** WORK INSTRUCTION **
Copy out every line from the records that includes "icon".
START DATA SUPPLIED
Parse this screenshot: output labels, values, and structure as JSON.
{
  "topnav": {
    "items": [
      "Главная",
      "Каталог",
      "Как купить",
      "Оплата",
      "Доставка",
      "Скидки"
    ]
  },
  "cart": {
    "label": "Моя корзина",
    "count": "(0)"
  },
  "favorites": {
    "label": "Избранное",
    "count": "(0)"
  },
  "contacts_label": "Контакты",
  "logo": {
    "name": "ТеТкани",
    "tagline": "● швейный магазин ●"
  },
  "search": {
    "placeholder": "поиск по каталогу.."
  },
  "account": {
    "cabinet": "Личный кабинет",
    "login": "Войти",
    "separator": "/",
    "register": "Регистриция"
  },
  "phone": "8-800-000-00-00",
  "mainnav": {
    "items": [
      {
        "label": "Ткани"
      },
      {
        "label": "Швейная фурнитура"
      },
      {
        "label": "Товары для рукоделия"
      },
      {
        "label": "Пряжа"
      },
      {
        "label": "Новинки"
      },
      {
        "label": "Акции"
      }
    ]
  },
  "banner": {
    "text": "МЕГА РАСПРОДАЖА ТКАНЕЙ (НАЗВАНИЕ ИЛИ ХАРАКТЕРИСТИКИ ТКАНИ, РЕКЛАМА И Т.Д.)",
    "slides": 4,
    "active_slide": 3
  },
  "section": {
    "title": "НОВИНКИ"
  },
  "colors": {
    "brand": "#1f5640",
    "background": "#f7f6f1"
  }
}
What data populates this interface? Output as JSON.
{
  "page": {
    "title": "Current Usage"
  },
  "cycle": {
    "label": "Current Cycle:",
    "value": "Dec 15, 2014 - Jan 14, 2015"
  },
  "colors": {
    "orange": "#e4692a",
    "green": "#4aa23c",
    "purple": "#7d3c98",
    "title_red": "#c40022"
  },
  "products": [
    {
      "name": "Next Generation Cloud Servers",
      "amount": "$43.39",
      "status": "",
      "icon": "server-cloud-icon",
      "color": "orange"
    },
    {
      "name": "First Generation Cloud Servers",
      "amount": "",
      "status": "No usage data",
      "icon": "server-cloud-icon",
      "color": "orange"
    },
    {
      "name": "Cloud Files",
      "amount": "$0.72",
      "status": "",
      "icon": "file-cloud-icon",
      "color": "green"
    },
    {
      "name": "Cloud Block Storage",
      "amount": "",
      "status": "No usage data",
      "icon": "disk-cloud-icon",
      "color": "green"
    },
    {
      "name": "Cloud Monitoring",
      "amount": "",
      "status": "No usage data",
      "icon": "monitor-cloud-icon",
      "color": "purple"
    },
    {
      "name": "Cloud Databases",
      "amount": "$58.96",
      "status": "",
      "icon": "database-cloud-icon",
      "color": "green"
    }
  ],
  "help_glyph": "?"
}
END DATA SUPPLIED
** EXERCISE OUTPUT **
      "icon": "server-cloud-icon",
      "icon": "server-cloud-icon",
      "icon": "file-cloud-icon",
      "icon": "disk-cloud-icon",
      "icon": "monitor-cloud-icon",
      "icon": "database-cloud-icon",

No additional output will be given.